Sony Make Believe STOCK

It may not be quite the windfall profit we're used to seeing from Apple or Samsung, but Sony has kept its financials on the positive side of the ledger over the last financial quarter — owing primarily to "strong" smartphone sales and a favorable shift in currency exchange rates. In the three months between April and June of this year, Sony saw both a "significant increase in unit sales" of its Android smartphones and an improved average selling price per handset. That's at the heart of the company's improved profitability.

Sony's mobile division swings from loss to profit as Android fortunes improve

The company's camera division didn't do quite as well, with sales down 10 percent relative to the same period in 2012. Still, the imaging team brought in $82 million of Sony's operating income during the present quarter, so the segment remains an overall positive for the company's bottom line. Sony says it's shifting away from the rapidly diminishing point-and-shoot market and will introduce more models in its high-end RX range in search of greater profit margins in the future.

Expect more RX cameras as Sony moves its compacts into the high end

Sales in Sony's gaming division were essentially unchanged year-on-year, however the company registered a $149 million operating loss from the unit.

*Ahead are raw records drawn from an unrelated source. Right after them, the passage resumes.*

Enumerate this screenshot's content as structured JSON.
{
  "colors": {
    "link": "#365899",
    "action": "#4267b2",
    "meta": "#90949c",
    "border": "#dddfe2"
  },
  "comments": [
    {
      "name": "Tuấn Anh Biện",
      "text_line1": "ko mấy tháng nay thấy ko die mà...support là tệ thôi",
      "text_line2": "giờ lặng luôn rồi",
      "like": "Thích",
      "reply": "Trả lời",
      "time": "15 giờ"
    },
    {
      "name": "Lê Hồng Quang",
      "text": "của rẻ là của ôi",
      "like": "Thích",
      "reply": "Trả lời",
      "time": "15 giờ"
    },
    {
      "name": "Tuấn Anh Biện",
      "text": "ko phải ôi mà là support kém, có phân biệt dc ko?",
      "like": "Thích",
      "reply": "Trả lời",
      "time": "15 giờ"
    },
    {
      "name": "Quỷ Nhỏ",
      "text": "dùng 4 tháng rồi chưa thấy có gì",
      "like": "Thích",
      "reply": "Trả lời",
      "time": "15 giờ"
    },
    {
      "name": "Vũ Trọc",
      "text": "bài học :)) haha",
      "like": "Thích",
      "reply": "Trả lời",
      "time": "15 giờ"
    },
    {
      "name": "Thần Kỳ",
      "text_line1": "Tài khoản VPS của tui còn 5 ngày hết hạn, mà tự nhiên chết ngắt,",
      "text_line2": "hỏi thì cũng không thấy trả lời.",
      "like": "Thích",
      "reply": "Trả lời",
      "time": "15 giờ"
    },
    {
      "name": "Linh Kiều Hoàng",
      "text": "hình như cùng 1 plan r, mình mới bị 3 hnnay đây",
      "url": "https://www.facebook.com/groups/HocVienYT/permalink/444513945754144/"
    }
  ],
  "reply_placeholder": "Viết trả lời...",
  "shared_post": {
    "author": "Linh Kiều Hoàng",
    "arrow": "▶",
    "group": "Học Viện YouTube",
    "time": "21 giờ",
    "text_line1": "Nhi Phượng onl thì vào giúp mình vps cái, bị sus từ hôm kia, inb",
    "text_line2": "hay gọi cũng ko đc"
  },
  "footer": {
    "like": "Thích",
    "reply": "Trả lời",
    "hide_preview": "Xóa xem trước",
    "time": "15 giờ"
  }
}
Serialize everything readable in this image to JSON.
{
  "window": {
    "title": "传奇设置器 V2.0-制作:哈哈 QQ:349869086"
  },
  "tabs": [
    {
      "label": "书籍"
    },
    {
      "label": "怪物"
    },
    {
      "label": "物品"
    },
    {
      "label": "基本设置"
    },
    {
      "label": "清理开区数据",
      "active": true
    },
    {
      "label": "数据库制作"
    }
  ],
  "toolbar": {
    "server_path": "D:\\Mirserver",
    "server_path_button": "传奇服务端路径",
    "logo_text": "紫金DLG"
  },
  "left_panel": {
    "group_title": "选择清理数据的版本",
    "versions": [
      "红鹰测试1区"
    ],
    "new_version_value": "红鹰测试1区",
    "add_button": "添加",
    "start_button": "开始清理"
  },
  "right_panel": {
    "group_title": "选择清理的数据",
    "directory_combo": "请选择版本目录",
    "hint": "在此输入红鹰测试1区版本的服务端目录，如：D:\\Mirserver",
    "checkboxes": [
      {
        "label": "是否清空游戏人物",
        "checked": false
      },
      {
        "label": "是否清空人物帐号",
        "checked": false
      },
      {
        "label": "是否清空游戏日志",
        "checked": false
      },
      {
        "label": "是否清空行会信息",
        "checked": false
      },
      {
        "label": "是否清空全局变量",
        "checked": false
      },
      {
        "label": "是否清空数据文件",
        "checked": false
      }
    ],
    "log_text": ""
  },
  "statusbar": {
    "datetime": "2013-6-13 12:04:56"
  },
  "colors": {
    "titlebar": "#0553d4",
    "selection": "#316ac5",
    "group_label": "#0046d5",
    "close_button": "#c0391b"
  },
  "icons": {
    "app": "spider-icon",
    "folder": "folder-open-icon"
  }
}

The loss was attributed to increased research and development costs related to the PS4. The introduction of the new console can't seem to come soon enough for Sony, which saw shrinking sales of the PlayStation 3 and PlayStation 2 as well as its PSP portable console. Those were offset by better software sales and the aforementioned weakening of the yen to result in the same revenue for the gaming group as last year. But the need for fresh hardware to drive sales is evidently there.

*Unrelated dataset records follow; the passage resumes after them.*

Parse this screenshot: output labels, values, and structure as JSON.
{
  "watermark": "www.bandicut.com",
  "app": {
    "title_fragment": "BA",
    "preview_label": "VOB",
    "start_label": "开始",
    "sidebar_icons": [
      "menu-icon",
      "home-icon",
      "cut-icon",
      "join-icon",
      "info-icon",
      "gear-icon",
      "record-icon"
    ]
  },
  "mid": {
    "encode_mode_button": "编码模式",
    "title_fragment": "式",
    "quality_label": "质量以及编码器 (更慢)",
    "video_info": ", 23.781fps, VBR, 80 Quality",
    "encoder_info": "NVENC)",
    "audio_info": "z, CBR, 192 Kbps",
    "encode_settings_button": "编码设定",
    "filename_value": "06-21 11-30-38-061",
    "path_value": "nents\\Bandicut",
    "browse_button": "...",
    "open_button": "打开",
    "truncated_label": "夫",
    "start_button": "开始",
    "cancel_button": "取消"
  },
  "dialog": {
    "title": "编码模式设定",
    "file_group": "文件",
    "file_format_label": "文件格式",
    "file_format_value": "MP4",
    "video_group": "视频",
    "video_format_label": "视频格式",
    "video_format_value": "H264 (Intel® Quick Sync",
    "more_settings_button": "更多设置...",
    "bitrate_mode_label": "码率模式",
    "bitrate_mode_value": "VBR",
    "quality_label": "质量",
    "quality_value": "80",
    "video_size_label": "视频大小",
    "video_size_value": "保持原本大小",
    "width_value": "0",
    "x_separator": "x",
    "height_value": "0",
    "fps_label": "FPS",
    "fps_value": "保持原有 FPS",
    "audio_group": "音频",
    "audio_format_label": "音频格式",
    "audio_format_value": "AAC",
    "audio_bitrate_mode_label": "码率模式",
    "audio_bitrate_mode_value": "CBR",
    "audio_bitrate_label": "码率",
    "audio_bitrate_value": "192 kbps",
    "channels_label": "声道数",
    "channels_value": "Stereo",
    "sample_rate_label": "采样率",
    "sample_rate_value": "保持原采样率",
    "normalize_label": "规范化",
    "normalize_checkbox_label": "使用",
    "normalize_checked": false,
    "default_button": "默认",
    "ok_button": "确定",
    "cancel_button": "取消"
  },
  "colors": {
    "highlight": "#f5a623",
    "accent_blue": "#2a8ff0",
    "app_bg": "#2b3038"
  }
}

For the year up to April 2014, Sony forecasts it'll earn roughly half a billion dollars in profit. Should those plans pan out, the company will have improved on its 2012-2013 fiscal performance by 16 percent and, perhaps more importantly, will have registered a second consecutive year of being in the black. Sony reiterates the need to turn its TV division around (though 4K TVs have apparently already had a positive impact), while underscoring the importance of smartphones to its continued wellbeing. At present, the mobile division is in buoyant health, with the Xperia A capturing "the number one market share for sales in Japan." Now it's a matter of bringing more of the same more regularly.